Oceana is the world’s largest advocacy group working solely to protect the worlds’ oceans. I provide editorial and digital media support for Oceana’s campaigns in North America, contributing writing, design, photography, illustration, animation and general comms support for reports, events, and other major campaign projects.
I produced the video below to help promote the release of the report linked above, highlighting the need to improve the way we label and name seafood in the United States.
The purpose of this video was to demonstrate a wide range of industry support for full-chain seafood traceability. Telling a fish’s story is feasible and profitable.
In addition to helping write the report linked above, I also wrote a post for Scientific American Food Matters. An excerpt, below:
It’s January. Snow is falling and you decide it’s a good night to take your sweetie to that nice seafood place that just opened down the street. The special is wild Pacific salmon fillet, served with caper butter, a farro crostini and a single dry-aged Brussels sprout. It pairs quite well with the chardonnay, says the waiter. The lighting is perfect. The muted conversation of your fellow diners blends subtly with a tasteful Americana tune and the clink of dinnerware. The chardonnay sounds nice, but maybe instead you’ll go with a GLASS OF LIES AND A SIDE OF TRICKERY! *dramatically overturns table*
Oceana has spearheaded a grassroots movement to prevent the Atlantic Coast from being opened to offshore drilling and seismic airgun blasting.
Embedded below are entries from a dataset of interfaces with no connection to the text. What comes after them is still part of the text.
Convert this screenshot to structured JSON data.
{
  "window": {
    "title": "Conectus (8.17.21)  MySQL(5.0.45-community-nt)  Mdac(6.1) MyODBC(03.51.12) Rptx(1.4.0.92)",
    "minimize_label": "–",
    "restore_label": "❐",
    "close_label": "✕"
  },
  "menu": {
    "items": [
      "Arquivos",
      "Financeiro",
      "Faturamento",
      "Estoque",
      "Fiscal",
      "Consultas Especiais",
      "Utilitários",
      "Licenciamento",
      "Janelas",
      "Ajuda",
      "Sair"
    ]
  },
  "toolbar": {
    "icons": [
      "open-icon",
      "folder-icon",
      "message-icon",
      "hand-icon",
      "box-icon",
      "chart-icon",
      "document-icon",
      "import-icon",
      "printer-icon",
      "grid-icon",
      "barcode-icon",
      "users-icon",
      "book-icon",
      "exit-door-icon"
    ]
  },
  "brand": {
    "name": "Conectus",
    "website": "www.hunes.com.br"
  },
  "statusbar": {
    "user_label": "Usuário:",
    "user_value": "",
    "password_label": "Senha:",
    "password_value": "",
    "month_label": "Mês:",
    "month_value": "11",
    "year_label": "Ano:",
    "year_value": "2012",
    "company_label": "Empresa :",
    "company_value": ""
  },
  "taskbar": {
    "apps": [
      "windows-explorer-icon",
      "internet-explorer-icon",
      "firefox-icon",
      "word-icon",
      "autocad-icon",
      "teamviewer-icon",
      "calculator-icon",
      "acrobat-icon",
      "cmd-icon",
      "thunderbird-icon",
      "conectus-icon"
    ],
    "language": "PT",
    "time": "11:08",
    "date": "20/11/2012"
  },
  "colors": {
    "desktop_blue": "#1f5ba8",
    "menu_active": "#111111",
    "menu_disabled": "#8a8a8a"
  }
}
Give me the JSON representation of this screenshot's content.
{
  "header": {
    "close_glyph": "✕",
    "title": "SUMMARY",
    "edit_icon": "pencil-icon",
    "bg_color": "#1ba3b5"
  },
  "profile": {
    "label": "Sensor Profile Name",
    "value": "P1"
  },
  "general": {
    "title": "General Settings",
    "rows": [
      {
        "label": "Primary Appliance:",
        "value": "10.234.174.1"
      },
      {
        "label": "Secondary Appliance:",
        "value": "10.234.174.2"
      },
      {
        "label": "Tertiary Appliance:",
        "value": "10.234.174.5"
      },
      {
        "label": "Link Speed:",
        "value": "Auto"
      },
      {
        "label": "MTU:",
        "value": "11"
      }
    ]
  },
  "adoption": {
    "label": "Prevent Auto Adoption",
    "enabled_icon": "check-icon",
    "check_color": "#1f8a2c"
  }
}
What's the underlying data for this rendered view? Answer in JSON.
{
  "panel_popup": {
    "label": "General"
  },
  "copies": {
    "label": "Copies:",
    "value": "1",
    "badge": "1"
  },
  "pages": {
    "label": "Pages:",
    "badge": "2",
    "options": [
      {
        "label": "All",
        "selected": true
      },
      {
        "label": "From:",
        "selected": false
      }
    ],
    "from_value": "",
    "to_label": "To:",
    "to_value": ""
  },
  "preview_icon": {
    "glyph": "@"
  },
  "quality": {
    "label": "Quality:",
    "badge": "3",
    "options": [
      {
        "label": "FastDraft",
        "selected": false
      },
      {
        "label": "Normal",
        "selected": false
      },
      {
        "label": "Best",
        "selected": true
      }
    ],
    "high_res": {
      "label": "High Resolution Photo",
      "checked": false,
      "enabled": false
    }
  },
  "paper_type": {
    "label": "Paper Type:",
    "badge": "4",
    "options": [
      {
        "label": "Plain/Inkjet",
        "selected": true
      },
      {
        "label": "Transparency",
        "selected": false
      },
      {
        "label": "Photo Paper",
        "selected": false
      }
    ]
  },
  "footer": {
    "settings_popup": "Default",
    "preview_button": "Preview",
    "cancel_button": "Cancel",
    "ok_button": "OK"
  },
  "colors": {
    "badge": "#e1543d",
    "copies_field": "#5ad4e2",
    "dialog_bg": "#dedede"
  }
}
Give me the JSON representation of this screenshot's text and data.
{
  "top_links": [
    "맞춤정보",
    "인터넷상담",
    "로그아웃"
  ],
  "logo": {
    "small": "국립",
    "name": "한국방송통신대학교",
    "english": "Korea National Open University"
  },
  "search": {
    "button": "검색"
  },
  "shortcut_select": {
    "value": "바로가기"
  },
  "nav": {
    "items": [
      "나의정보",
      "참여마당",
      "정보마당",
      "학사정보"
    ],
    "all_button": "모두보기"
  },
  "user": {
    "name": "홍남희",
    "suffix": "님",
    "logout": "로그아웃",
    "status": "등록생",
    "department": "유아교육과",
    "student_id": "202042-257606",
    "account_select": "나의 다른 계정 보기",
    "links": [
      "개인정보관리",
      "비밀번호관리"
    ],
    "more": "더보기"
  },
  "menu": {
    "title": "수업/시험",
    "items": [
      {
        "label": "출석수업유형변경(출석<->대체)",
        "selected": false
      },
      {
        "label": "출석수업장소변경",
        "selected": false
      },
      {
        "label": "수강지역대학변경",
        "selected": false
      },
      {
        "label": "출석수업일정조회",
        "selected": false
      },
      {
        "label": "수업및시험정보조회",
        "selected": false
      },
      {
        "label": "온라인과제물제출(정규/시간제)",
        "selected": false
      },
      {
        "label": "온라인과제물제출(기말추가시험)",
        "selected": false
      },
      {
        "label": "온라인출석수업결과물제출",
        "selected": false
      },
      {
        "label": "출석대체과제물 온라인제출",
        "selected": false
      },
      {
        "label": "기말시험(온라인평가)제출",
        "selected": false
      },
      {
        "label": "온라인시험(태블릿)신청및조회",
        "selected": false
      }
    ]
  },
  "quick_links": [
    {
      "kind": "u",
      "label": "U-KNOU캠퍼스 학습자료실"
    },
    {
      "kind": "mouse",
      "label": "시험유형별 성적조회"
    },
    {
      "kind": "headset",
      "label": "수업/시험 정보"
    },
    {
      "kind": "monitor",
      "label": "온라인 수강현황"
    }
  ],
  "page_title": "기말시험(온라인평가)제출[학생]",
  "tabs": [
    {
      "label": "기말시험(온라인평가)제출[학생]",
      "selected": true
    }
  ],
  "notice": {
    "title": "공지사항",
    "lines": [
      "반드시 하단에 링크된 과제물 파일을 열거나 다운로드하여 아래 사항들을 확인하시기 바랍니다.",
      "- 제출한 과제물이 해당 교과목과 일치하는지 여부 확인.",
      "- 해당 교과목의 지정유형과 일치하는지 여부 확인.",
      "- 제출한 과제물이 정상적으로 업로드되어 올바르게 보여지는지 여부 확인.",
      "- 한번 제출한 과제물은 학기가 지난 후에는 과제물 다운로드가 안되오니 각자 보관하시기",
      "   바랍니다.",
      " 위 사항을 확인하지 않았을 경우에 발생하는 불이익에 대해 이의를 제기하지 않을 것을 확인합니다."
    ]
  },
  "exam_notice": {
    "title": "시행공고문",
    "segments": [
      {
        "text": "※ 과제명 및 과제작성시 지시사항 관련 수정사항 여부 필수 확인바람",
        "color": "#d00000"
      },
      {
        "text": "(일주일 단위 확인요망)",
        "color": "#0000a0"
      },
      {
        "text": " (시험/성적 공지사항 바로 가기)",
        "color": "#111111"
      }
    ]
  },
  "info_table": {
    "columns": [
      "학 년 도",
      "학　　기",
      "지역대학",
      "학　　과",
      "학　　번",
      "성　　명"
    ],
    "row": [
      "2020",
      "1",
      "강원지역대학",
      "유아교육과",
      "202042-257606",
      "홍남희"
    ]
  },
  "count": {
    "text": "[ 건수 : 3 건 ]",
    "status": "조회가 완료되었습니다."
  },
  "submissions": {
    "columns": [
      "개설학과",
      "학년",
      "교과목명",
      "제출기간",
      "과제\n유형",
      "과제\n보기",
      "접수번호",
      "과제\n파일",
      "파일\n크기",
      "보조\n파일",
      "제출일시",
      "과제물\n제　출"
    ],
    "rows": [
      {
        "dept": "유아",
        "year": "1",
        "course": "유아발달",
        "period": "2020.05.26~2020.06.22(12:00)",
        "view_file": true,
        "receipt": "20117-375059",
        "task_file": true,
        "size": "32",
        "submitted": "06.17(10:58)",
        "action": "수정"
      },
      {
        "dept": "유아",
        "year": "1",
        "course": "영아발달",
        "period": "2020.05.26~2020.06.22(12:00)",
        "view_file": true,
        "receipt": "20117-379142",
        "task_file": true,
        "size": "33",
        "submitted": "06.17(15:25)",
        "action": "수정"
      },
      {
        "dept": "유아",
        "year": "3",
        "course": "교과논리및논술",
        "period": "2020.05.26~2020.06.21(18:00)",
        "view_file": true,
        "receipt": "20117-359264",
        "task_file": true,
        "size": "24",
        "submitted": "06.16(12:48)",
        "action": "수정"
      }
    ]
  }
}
To support these efforts and promote Oceana’s November 2015 Coastal Voices Summit, I produced this video: